## WHAT IS BEING ASKED:
Return each line of the listing that follows in which the string "область" can be found.

## GIVEN ENTRIES:

......

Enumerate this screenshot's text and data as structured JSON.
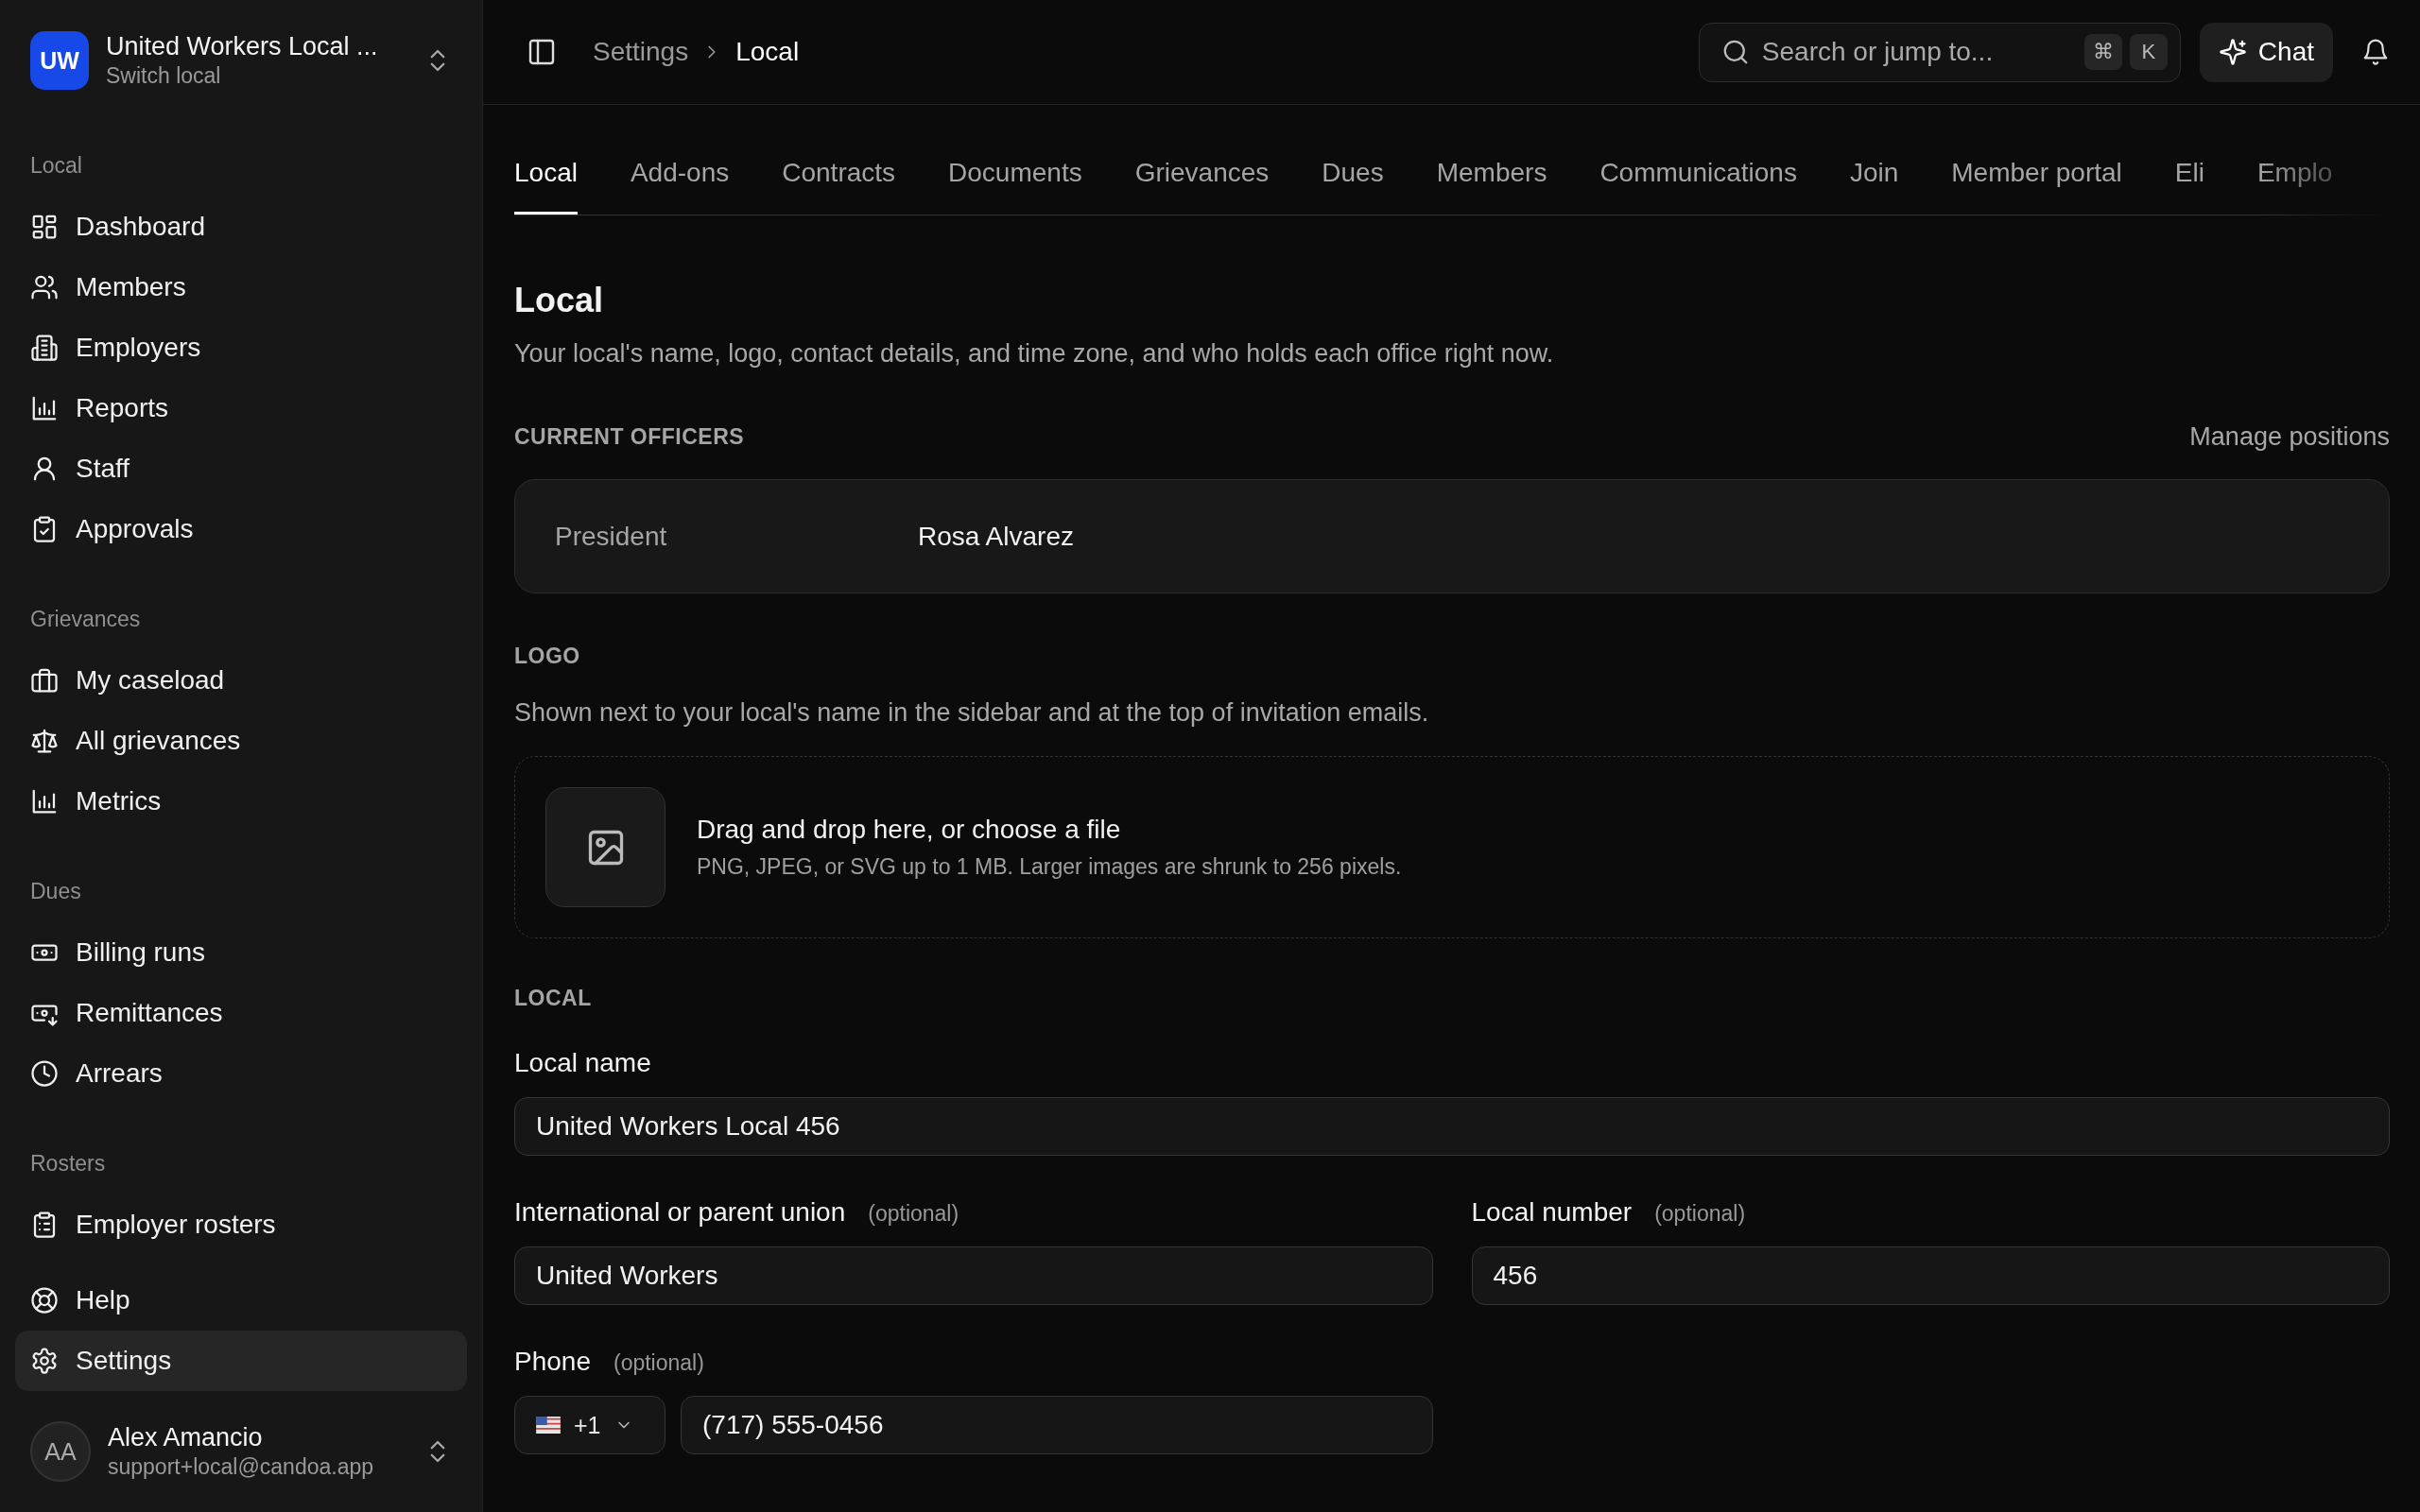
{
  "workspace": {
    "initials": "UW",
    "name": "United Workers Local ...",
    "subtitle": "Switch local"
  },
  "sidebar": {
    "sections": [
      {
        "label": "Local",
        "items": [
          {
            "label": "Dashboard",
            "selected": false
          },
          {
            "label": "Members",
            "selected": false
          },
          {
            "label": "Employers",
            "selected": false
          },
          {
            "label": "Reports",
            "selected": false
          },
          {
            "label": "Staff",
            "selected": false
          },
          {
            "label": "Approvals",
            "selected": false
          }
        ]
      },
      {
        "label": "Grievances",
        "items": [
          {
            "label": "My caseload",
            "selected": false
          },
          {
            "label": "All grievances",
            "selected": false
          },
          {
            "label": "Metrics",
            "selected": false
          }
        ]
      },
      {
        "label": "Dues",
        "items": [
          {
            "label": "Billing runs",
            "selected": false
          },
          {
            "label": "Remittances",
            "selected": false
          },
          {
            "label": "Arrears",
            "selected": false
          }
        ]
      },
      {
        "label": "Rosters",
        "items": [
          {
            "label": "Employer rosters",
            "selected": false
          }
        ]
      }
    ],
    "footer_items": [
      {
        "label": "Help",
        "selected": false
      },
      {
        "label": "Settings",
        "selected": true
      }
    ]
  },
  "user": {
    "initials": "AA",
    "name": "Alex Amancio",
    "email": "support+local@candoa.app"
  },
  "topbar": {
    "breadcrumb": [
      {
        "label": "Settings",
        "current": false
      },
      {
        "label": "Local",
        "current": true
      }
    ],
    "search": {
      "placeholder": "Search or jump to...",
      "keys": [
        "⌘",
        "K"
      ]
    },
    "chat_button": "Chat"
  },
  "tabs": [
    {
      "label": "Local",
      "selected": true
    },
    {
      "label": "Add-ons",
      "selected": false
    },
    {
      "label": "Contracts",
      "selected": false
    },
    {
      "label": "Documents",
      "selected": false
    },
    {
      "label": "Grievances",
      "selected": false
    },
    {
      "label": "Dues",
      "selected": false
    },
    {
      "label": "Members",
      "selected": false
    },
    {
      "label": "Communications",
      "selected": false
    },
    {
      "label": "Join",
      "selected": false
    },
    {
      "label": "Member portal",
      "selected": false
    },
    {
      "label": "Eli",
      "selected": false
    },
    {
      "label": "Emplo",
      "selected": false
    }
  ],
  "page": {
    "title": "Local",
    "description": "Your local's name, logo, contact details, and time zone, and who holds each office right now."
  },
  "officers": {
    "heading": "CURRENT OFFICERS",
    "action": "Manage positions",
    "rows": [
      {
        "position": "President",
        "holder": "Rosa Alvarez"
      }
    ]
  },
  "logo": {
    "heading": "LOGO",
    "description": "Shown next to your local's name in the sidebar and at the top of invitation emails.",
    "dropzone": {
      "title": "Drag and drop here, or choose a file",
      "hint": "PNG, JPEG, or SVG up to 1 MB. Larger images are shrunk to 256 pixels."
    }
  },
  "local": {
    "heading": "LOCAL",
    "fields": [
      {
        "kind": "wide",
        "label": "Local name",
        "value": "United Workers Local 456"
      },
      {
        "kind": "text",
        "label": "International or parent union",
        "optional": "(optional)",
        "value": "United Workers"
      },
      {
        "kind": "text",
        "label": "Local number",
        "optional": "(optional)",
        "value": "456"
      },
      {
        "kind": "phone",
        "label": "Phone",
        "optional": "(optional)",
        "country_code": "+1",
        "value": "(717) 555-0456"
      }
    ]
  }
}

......

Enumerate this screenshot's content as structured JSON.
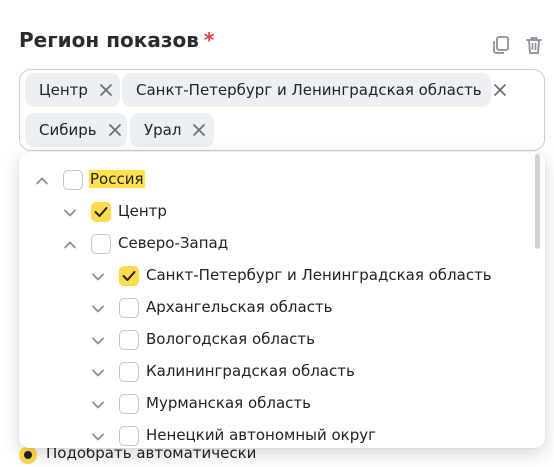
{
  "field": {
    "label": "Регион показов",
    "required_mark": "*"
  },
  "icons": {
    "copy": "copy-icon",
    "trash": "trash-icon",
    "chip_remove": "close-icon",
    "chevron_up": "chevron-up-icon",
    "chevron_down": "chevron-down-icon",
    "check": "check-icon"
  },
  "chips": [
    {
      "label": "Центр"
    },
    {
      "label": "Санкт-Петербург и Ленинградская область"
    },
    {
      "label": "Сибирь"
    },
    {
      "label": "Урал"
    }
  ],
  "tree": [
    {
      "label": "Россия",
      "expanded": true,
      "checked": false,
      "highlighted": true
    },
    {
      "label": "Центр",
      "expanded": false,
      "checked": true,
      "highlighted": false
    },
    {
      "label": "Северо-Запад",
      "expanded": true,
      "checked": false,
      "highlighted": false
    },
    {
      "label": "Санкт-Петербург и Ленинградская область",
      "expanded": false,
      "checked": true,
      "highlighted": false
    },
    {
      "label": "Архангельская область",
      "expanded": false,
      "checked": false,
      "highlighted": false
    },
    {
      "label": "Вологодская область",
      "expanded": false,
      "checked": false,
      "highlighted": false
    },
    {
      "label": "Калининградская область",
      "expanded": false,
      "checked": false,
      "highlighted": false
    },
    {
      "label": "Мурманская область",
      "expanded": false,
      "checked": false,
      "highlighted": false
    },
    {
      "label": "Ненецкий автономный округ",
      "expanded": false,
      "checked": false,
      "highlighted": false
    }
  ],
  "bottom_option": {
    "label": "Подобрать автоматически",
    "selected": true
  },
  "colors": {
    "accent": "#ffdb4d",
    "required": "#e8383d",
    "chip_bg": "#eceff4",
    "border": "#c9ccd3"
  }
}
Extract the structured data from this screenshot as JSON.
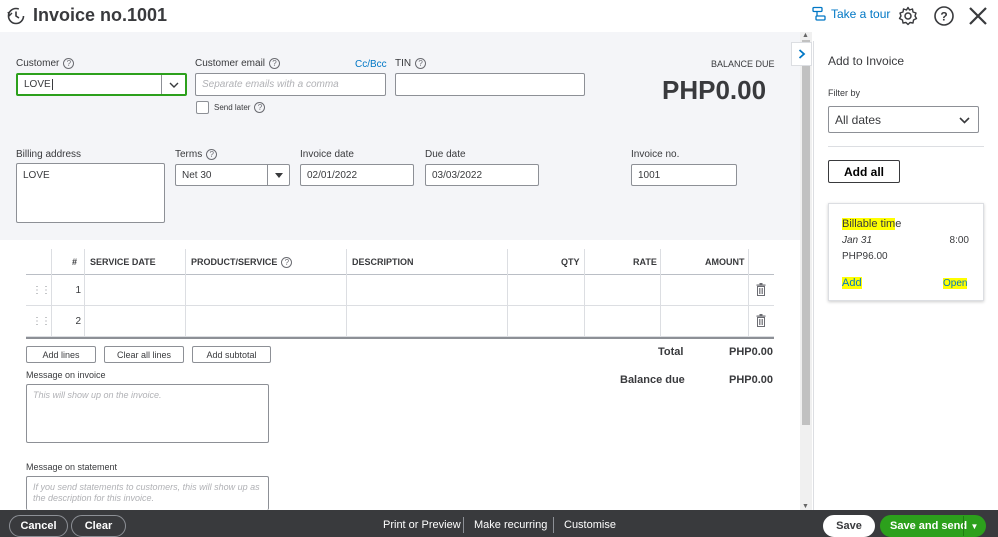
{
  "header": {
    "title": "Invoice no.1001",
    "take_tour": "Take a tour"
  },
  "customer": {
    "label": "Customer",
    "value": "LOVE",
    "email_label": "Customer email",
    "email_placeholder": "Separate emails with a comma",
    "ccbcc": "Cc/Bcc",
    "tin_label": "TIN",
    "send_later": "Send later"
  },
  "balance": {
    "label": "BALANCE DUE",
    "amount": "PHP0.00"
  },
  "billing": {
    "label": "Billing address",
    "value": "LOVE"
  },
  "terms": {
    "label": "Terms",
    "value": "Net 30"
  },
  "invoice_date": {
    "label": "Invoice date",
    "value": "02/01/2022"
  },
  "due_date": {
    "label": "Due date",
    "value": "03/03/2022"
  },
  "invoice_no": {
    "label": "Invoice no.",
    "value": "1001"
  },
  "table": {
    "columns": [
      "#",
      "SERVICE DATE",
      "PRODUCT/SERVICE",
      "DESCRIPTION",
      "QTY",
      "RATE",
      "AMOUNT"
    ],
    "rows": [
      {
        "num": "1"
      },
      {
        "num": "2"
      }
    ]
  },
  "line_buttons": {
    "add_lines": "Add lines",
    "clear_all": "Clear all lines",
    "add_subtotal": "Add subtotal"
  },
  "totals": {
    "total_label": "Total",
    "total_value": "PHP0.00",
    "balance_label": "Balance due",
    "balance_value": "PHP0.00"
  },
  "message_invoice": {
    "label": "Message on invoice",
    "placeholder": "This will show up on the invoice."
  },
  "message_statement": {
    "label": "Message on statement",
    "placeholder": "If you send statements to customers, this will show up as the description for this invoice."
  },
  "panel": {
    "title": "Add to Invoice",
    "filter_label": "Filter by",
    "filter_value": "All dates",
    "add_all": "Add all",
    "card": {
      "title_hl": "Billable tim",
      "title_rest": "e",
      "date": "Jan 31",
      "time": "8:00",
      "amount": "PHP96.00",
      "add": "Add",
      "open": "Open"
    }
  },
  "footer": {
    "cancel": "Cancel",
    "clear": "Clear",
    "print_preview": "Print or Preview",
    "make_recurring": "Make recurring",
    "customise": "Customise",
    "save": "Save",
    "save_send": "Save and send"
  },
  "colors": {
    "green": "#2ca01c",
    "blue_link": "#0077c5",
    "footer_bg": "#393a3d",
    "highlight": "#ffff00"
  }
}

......

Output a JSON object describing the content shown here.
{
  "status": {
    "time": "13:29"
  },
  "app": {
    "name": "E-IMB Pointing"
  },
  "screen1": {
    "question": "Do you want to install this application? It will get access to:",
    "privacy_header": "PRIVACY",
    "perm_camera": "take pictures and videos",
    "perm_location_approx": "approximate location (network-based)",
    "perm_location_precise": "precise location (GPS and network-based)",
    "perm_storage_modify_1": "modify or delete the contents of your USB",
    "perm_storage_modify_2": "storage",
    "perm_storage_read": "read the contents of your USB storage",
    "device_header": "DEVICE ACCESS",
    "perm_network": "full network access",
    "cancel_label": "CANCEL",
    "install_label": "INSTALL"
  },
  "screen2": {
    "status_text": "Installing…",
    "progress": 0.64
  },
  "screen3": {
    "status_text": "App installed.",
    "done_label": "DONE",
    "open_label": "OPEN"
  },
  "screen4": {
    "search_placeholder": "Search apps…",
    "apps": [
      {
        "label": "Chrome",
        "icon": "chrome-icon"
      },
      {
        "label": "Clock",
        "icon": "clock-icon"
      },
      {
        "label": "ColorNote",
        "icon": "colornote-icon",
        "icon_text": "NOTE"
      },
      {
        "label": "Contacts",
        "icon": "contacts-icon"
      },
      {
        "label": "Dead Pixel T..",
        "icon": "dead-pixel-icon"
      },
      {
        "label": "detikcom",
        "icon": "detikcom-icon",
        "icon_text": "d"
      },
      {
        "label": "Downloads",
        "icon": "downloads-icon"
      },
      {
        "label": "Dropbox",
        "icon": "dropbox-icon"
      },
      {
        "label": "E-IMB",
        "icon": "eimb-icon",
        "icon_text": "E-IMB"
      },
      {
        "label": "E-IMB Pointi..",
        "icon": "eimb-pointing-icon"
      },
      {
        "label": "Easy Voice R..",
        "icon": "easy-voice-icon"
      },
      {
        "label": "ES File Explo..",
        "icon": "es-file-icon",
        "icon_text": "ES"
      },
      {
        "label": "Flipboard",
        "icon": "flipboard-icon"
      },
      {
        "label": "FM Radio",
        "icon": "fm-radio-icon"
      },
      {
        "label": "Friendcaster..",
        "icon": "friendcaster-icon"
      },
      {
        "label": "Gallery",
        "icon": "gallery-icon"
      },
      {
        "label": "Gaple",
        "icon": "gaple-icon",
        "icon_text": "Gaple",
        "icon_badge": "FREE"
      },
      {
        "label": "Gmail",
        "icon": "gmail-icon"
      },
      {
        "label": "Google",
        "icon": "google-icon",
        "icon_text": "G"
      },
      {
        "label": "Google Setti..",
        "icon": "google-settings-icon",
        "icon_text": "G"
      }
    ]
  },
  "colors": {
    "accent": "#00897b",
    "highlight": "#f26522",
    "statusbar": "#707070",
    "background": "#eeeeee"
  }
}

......

## EXERCISE OUTPUT:
      "label": "Санкт-Петербург и Ленинградская область"
      "label": "Санкт-Петербург и Ленинградская область",
      "label": "Архангельская область",
      "label": "Вологодская область",
      "label": "Калининградская область",
      "label": "Мурманская область",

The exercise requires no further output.